**Problem statement:**
With no omissions, write out every record given below.

━━━━━ Data to examine ━━━━━

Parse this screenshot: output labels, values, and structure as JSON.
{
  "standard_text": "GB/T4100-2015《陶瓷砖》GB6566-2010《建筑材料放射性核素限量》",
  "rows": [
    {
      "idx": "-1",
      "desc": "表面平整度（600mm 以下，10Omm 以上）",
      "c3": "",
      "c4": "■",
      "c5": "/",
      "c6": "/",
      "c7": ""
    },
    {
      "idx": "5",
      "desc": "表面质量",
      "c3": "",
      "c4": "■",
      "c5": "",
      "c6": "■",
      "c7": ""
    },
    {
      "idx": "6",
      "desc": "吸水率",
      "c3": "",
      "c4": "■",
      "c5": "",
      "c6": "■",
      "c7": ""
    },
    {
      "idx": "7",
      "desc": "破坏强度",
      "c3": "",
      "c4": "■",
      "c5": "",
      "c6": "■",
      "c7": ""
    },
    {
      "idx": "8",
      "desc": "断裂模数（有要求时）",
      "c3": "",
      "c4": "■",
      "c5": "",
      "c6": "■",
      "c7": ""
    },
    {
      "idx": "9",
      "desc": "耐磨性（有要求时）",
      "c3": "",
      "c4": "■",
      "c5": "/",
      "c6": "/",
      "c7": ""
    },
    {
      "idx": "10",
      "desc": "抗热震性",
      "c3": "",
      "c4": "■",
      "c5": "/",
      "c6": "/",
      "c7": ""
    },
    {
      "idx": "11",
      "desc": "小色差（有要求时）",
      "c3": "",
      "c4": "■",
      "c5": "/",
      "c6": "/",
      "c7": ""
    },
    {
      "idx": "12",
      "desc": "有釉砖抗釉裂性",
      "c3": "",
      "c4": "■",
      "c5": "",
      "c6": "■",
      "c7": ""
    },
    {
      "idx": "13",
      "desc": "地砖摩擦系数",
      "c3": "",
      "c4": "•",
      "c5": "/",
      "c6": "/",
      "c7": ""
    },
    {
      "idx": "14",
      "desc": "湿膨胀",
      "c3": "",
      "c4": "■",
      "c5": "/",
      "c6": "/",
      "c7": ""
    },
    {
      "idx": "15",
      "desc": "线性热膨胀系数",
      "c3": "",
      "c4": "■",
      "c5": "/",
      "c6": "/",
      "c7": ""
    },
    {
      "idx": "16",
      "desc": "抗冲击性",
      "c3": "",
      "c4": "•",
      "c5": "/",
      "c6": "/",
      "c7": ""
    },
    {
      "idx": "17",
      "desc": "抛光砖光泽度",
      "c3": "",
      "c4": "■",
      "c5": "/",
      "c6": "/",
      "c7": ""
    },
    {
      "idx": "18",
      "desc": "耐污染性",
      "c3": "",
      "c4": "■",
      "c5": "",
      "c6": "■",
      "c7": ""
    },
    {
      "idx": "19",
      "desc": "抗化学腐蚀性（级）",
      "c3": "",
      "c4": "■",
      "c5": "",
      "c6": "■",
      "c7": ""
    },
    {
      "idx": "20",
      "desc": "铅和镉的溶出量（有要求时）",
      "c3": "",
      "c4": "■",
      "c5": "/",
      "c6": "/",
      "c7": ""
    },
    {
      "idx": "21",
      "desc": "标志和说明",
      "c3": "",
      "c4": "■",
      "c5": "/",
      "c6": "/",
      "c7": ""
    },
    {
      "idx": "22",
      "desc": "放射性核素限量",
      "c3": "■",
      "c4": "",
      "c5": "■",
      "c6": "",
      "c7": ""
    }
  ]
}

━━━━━

**Response to the exercise:**
Parse this screenshot: output labels, values, and structure as JSON.
{
  "standard_text": "GB/T4100-2015《陶瓷砖》GB6566-2010《建筑材料放射性核素限量》",
  "rows": [
    {
      "idx": "-1",
      "desc": "表面平整度（600mm 以下，10Omm 以上）",
      "c3": "",
      "c4": "■",
      "c5": "/",
      "c6": "/",
      "c7": ""
    },
    {
      "idx": "5",
      "desc": "表面质量",
      "c3": "",
      "c4": "■",
      "c5": "",
      "c6": "■",
      "c7": ""
    },
    {
      "idx": "6",
      "desc": "吸水率",
      "c3": "",
      "c4": "■",
      "c5": "",
      "c6": "■",
      "c7": ""
    },
    {
      "idx": "7",
      "desc": "破坏强度",
      "c3": "",
      "c4": "■",
      "c5": "",
      "c6": "■",
      "c7": ""
    },
    {
      "idx": "8",
      "desc": "断裂模数（有要求时）",
      "c3": "",
      "c4": "■",
      "c5": "",
      "c6": "■",
      "c7": ""
    },
    {
      "idx": "9",
      "desc": "耐磨性（有要求时）",
      "c3": "",
      "c4": "■",
      "c5": "/",
      "c6": "/",
      "c7": ""
    },
    {
      "idx": "10",
      "desc": "抗热震性",
      "c3": "",
      "c4": "■",
      "c5": "/",
      "c6": "/",
      "c7": ""
    },
    {
      "idx": "11",
      "desc": "小色差（有要求时）",
      "c3": "",
      "c4": "■",
      "c5": "/",
      "c6": "/",
      "c7": ""
    },
    {
      "idx": "12",
      "desc": "有釉砖抗釉裂性",
      "c3": "",
      "c4": "■",
      "c5": "",
      "c6": "■",
      "c7": ""
    },
    {
      "idx": "13",
      "desc": "地砖摩擦系数",
      "c3": "",
      "c4": "•",
      "c5": "/",
      "c6": "/",
      "c7": ""
    },
    {
      "idx": "14",
      "desc": "湿膨胀",
      "c3": "",
      "c4": "■",
      "c5": "/",
      "c6": "/",
      "c7": ""
    },
    {
      "idx": "15",
      "desc": "线性热膨胀系数",
      "c3": "",
      "c4": "■",
      "c5": "/",
      "c6": "/",
      "c7": ""
    },
    {
      "idx": "16",
      "desc": "抗冲击性",
      "c3": "",
      "c4": "•",
      "c5": "/",
      "c6": "/",
      "c7": ""
    },
    {
      "idx": "17",
      "desc": "抛光砖光泽度",
      "c3": "",
      "c4": "■",
      "c5": "/",
      "c6": "/",
      "c7": ""
    },
    {
      "idx": "18",
      "desc": "耐污染性",
      "c3": "",
      "c4": "■",
      "c5": "",
      "c6": "■",
      "c7": ""
    },
    {
      "idx": "19",
      "desc": "抗化学腐蚀性（级）",
      "c3": "",
      "c4": "■",
      "c5": "",
      "c6": "■",
      "c7": ""
    },
    {
      "idx": "20",
      "desc": "铅和镉的溶出量（有要求时）",
      "c3": "",
      "c4": "■",
      "c5": "/",
      "c6": "/",
      "c7": ""
    },
    {
      "idx": "21",
      "desc": "标志和说明",
      "c3": "",
      "c4": "■",
      "c5": "/",
      "c6": "/",
      "c7": ""
    },
    {
      "idx": "22",
      "desc": "放射性核素限量",
      "c3": "■",
      "c4": "",
      "c5": "■",
      "c6": "",
      "c7": ""
    }
  ]
}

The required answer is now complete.